Web page and app entries:
■ ■ ■ ■ ■
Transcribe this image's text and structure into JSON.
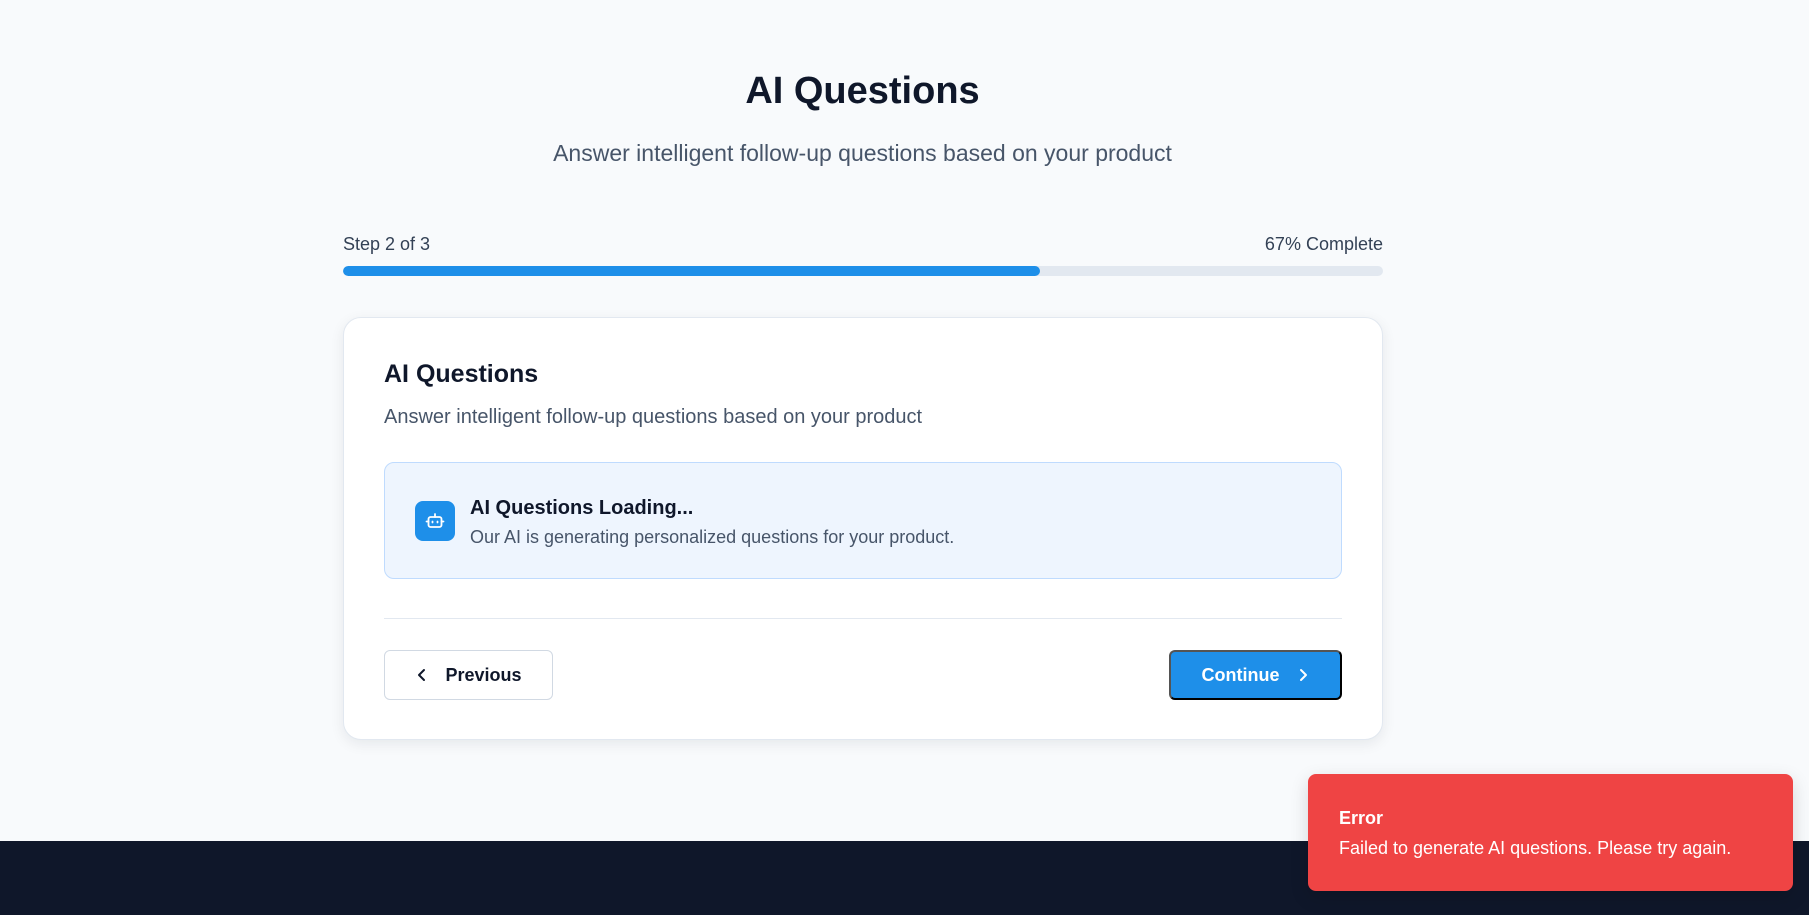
{
  "header": {
    "title": "AI Questions",
    "subtitle": "Answer intelligent follow-up questions based on your product"
  },
  "progress": {
    "step_label": "Step 2 of 3",
    "percent_label": "67% Complete",
    "fraction": 0.67
  },
  "card": {
    "title": "AI Questions",
    "subtitle": "Answer intelligent follow-up questions based on your product",
    "loading": {
      "icon": "bot-icon",
      "title": "AI Questions Loading...",
      "text": "Our AI is generating personalized questions for your product."
    },
    "previous_label": "Previous",
    "continue_label": "Continue"
  },
  "toast": {
    "title": "Error",
    "message": "Failed to generate AI questions. Please try again."
  },
  "colors": {
    "accent": "#1e8fe9",
    "error": "#ef4444",
    "footer": "#0f172a"
  }
}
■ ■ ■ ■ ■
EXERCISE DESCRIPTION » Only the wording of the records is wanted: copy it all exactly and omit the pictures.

RESULT BELOW »
Transcribe this image's text and structure into JSON.
{
  "header": {
    "title": "AI Questions",
    "subtitle": "Answer intelligent follow-up questions based on your product"
  },
  "progress": {
    "step_label": "Step 2 of 3",
    "percent_label": "67% Complete",
    "fraction": 0.67
  },
  "card": {
    "title": "AI Questions",
    "subtitle": "Answer intelligent follow-up questions based on your product",
    "loading": {
      "icon": "bot-icon",
      "title": "AI Questions Loading...",
      "text": "Our AI is generating personalized questions for your product."
    },
    "previous_label": "Previous",
    "continue_label": "Continue"
  },
  "toast": {
    "title": "Error",
    "message": "Failed to generate AI questions. Please try again."
  },
  "colors": {
    "accent": "#1e8fe9",
    "error": "#ef4444",
    "footer": "#0f172a"
  }
}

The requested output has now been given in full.